CommunityFDL Main Blog

Texas-Two Step: Same-Sex Divorce Before Marriage Equality?

Bill of Divorce - indiamos

“Bill of Divorce” courtesy of indiamos

A Texas judge ruled Thursday that a same-sex couple married in Massachusetts may file for divorce in Texas, even though that state does not recognize same-sex marriages. Dallas state District Judge Tena Callahan’s ruling also says:

The state prohibition of same-sex marriage violates the federal constitutional right to equal protection.

The Texas Attorney General argued that

because a gay marriage isn’t recognized in Texas, a Texas court can’t dissolve one through divorce,

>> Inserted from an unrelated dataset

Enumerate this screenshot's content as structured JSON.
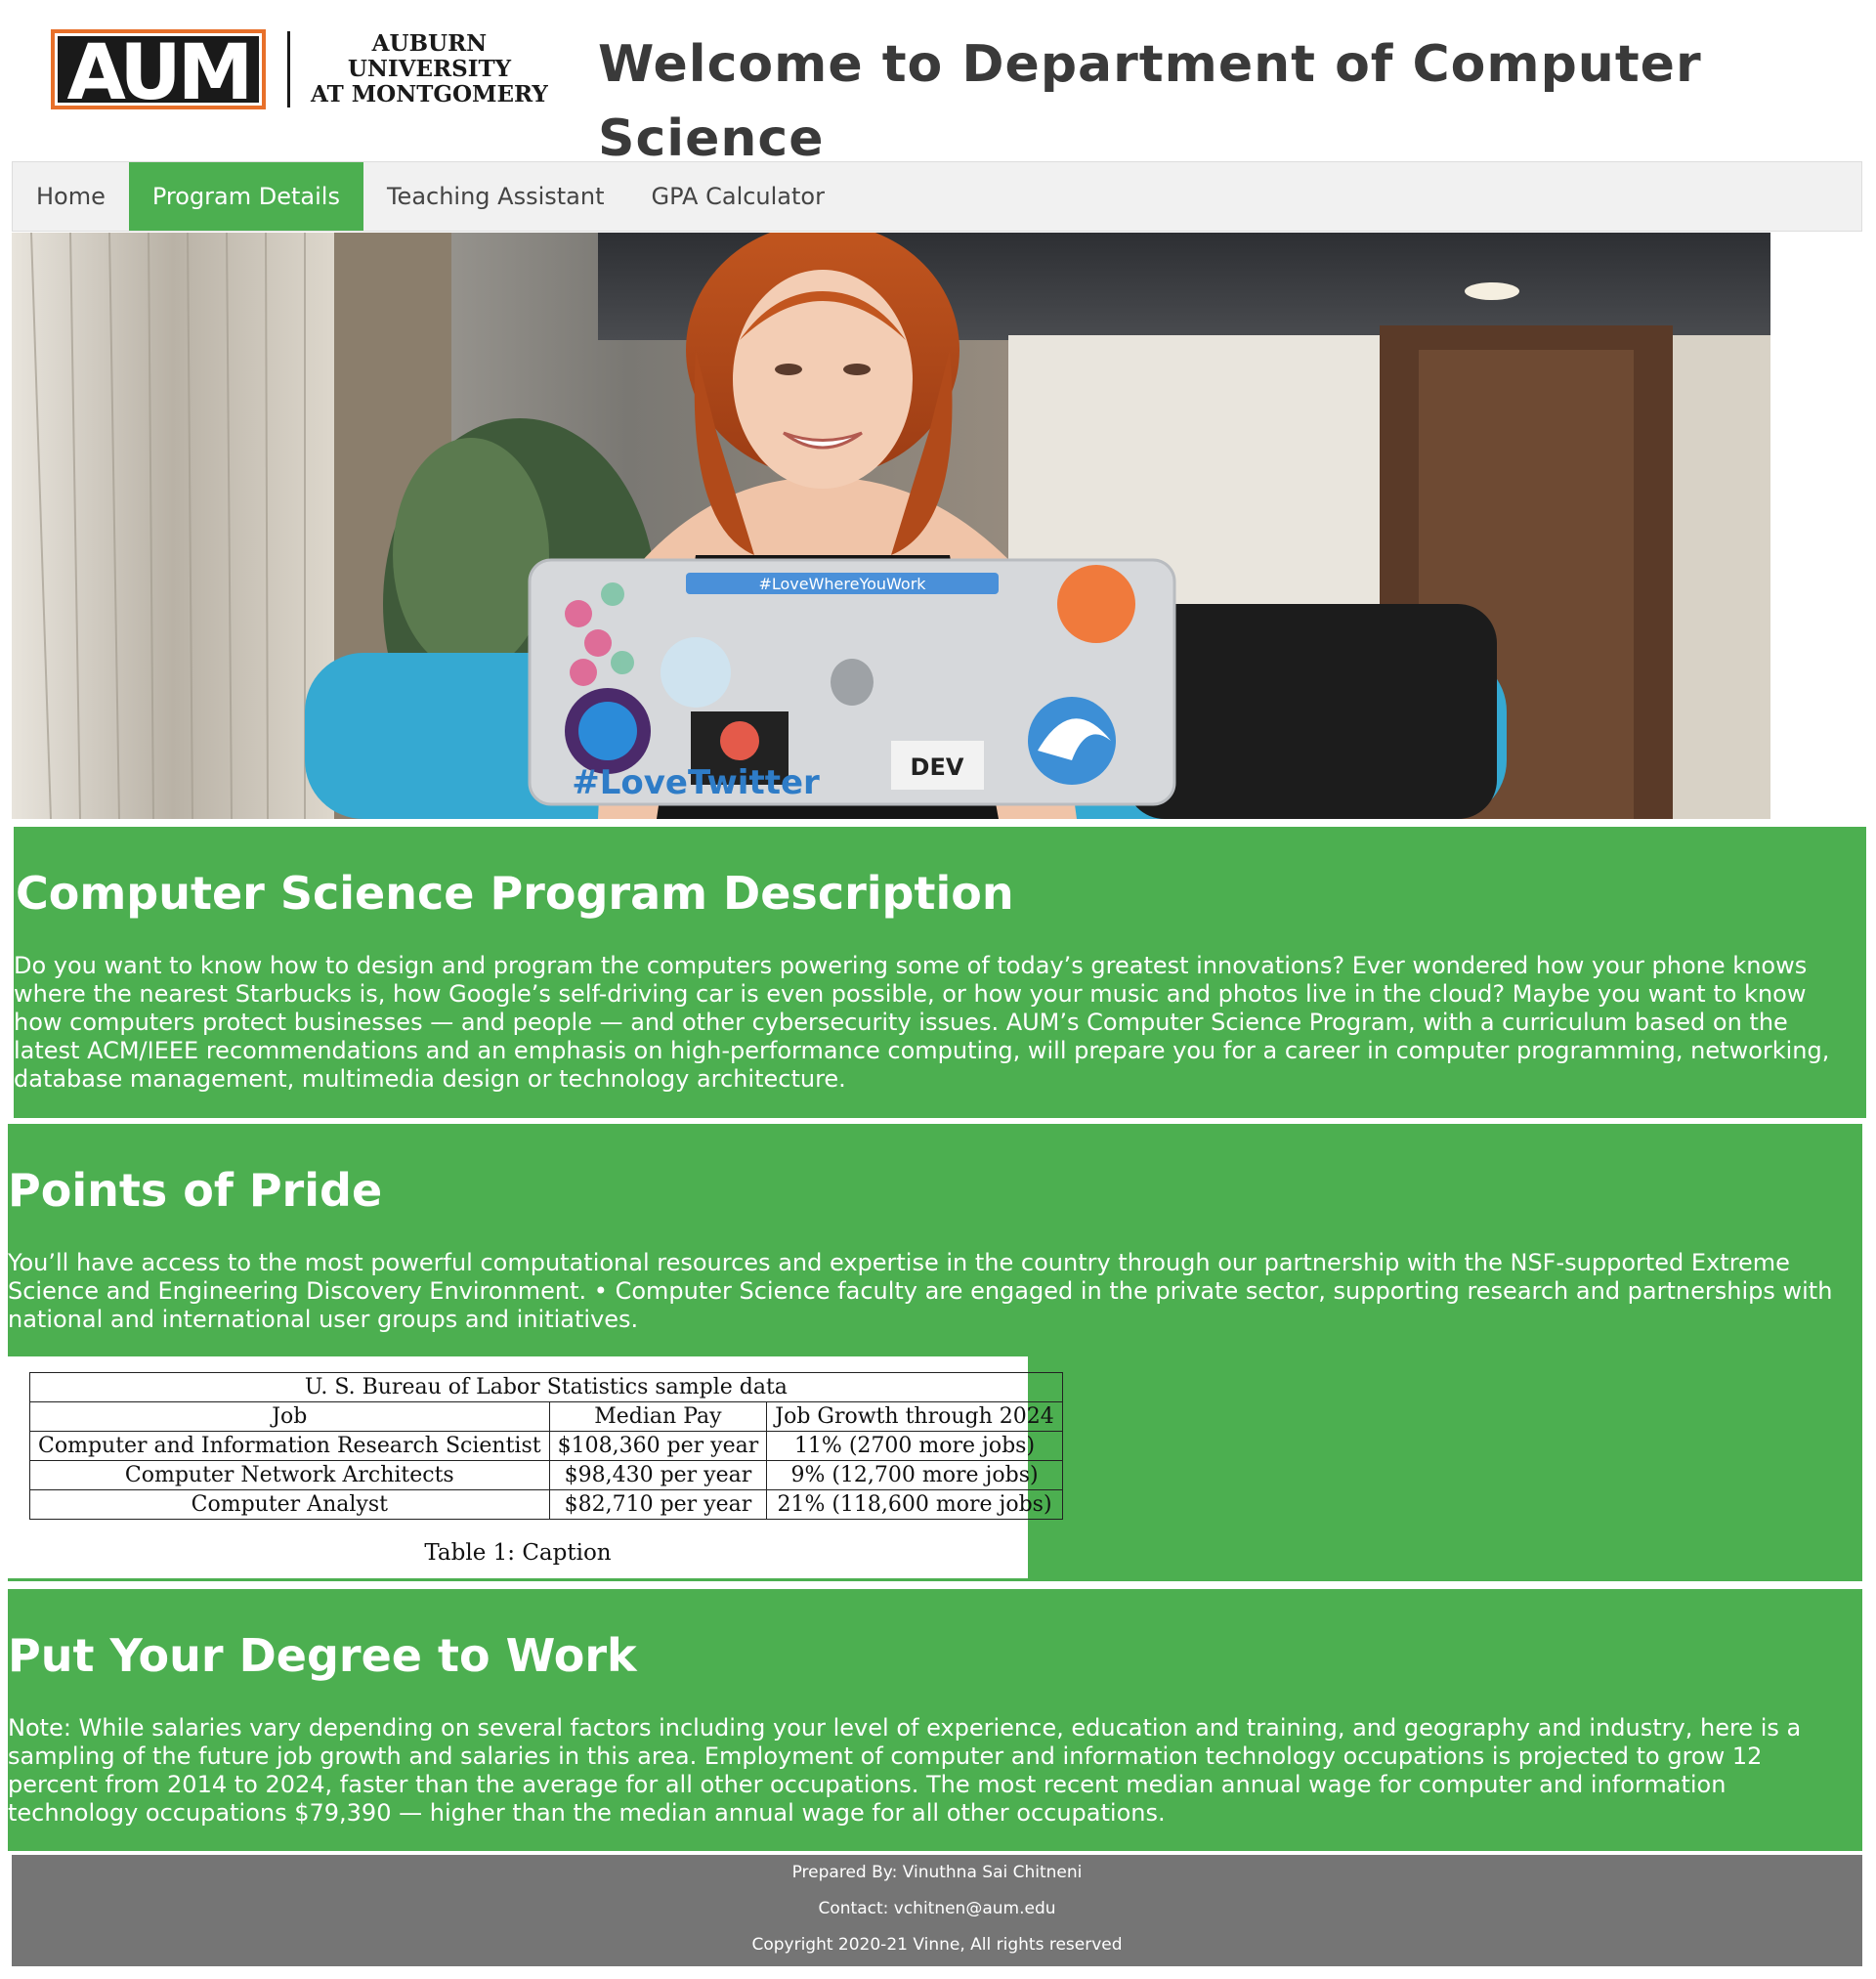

but Judge Callahan said Texas

has jurisdiction to hear a suit for divorce filed by persons legally married in another jurisdiction.

And Dallas attorney Peter Schulte, who represents the man who filed the divorce points out that the Texas Family Code says:

the law of this state applies to persons married elsewhere who are domiciled in this state.

Schulte noted in his filing that

Black’s Law Dictionary defines a person as a ‘human being.’

He also argued that the men had the right to divorce under Article IV, Section 1 of the U.S. Constitution, which states, in part, that

full faith and credit shall be given in each state to the public acts, records and judicial proceedings of every other state.

Judge Callahan deemed a portion of the The Family Code unconstitutional. That section prohibits the recognition of any same-sex marriage or civil union, and

it bars the state and cities from extending any legal protection or benefits that flow from such unions.

It appears that Judge Callahan does not consider divorce to be legal protection or benefit, and thus will grant the divorce.

CommunityLaFiga

Texas-Two Step: Same-Sex Divorce Before Marriage Equality?

A Texas judge ruled Thursday that a same-sex couple married in Massachusetts may file for divorce in Texas, even though that state does not recognize same-sex marriages. Dallas state District Judge Tena Callahan’s ruling also says:

The state prohibition of same-sex marriage violates the federal constitutional right to equal protection.

The Texas Attorney General argued that

because a gay marriage isn’t recognized in Texas, a Texas court can’t dissolve one through divorce,

but Judge Callahan said Texas

has jurisdiction to hear a suit for divorce filed by persons legally married in another jurisdiction.

And Dallas attorney Peter Schulte, who represents the man who filed the divorce points out that the Texas Family Code says:

the law of this state applies to persons married elsewhere who are domiciled in this state.

Schulte noted in his filing that

Black’s Law Dictionary defines a person as a ‘human being.’   

He also argued that the men had the right to divorce under Article IV, Section 1 of the U.S. Constitution, which states, in part, that

full faith and credit shall be given in each state to the public acts, records and judicial proceedings of every other state.

Judge Callahan deemed a portion of the The Family Code unconstitutional. That section prohibits the recognition of any same-sex marriage or civil union, and

it bars the state and cities from extending any legal protection or benefits that flow from such unions.

It appears that Judge Callahan does not consider divorce to be legal protection or benefit, and thus will grant the divorce.

Previous post

Action Alert: Support the Bar Ethics Grievance Filed Against Sen. Vitter

Next post

"I'm Glad I Lost, Because I Now Know That I Was Wrong"

Lisa Derrick

Lisa Derrick

Los Angeles native, attended UC Berkeley and Loyola Marymount University before punk rock and logophilia overtook her life. Worked as nightclub columnist, pop culture journalist and was a Hollywood housewife before writing for and editing Sacred History Magazine. Then she discovered the thrill of politics. She also appears frequently on the Dave Fanning Show, one of Ireland's most popular radio broadcasts.